We’ve now got two data sets from wikipedia reflecting the two published tables that I’ve linked to.  It makes no sense to keep these as two separate data sources, the data has been treated in exactly the same way, so there is the same column count and headers within each column.  Therefore I can just append the data sets;

I could have appended to an existing data set, but for simplicity (for me) I appended to a new.  I have therefore added three data sets to my visualisation, ‘Registered Ports’, ‘Well-Known Ports’ and the appended output ‘All Ports’

Note: If you have a custom application or have customised ports for off the shelf software and services, add an element to the query to find the ports it uses and include this information.

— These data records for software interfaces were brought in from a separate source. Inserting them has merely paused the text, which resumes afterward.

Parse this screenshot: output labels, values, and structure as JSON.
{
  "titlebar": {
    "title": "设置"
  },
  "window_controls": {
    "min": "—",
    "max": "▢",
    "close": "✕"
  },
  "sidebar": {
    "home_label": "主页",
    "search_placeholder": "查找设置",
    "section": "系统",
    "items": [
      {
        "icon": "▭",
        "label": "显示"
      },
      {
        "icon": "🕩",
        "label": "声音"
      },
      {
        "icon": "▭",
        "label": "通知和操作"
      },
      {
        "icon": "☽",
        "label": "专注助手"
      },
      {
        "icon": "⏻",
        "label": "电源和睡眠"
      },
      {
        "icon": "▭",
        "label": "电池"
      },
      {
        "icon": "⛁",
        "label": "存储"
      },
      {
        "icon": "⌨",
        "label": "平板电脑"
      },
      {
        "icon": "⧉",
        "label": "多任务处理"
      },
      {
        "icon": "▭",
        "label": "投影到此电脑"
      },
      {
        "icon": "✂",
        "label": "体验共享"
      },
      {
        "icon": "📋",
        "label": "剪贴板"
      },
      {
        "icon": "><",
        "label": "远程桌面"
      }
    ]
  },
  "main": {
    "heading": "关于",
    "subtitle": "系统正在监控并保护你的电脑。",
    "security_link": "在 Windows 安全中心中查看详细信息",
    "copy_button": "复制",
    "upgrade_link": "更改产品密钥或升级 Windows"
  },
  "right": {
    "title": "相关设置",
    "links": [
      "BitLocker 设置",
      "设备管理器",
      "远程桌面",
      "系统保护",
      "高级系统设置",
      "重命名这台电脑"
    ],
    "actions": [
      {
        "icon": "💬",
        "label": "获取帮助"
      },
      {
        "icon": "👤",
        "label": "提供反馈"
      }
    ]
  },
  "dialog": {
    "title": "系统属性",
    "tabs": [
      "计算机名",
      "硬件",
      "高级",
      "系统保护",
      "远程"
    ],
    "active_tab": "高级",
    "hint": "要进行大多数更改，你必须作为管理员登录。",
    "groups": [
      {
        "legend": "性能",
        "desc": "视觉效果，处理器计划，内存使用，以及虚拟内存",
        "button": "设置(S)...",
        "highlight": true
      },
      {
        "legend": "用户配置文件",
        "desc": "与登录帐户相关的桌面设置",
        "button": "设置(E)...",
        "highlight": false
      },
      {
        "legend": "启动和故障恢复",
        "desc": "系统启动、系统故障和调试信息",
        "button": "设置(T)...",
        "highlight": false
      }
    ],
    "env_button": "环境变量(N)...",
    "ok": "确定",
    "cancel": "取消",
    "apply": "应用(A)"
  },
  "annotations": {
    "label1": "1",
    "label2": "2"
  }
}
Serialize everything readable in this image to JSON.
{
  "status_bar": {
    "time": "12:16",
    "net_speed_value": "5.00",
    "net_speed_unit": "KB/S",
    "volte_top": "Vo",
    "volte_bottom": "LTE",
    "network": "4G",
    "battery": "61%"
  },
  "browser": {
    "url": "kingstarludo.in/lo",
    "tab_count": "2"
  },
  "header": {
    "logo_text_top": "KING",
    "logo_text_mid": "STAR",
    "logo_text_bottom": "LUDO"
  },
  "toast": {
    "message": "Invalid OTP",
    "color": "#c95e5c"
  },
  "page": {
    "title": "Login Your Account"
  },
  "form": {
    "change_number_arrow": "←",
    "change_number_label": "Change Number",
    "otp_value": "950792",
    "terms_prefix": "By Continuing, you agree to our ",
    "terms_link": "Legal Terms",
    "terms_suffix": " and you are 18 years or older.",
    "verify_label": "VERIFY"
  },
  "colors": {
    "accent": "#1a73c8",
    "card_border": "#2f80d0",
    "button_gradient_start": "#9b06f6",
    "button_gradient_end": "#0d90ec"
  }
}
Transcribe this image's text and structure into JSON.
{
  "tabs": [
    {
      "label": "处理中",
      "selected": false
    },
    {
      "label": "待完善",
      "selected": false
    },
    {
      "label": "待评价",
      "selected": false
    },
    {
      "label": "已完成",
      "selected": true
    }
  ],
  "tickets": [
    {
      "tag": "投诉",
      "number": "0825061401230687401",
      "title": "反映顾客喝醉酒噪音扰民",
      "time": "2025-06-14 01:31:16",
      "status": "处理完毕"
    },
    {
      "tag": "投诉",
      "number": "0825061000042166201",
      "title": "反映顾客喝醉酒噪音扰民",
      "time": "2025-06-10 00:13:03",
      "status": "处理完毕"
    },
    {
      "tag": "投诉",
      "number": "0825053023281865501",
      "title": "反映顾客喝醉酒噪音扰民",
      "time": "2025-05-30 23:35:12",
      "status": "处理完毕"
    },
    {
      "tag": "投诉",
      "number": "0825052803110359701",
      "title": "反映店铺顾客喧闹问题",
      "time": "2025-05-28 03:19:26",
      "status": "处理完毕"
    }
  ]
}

A simple way of achieving this would be to add a conditional column to the data set, that uses the description information for all ports apart from those for the custom application, which you could add as free text.

Merge with our existing data set for local and foreign ports

I’ve got port information in my output and all ports data set, I can use this data to perform a left outer join of the data to my existing output query.  I’ll performing a left outer join as this will take all the selected data from my first selection and add matching data from the second.  in theory this will allow me to introduce a column that contains the in use port descriptions.  I’ll need to do this twice as I’m tracking both Local and Foreign active ports.

After performing the merge I’m left with what looks like a new column in my query, to select the data that I want to display from my merged data I need to click on the arrow heads and select the data I want;

I’m only interested in the description as this will add value to my final visualisation.  Having merged the all ports data against the foreign port information as well I have the following;


Edit the visualisation

I don’t need to do anything complicated with the visualisation, after all all I’ve done is merge in some supplemental information.  In the original visualisation we had 2 slicers to allow filtering on the numerical value of the local and foreign port, I’ve changed this from referencing the numerical port to the description we’ve pulled from wikipedia.

This now allows the filtering and interrogation of the data utilising the port descriptions, which makes the visualisation somewhat easier to navigate.  For example, I no longer need to know that RDP utilises TCP 3389 to investigate the flagged unknown connection.


The goal was to merge in TCP port descriptions to the visualisation, removing some of the specialist knowledge required to gain value from the data as it is presented.  In practice this was very simple to do and even extend further to include custom port and application/service information.  It might not look that pretty, but functionally I would suggest that the goal has been met.

Thanks for reading, as I mentioned before, if you enjoy what you’re reading and have some suggestions for how to extend further, drop me a DM on Twitter.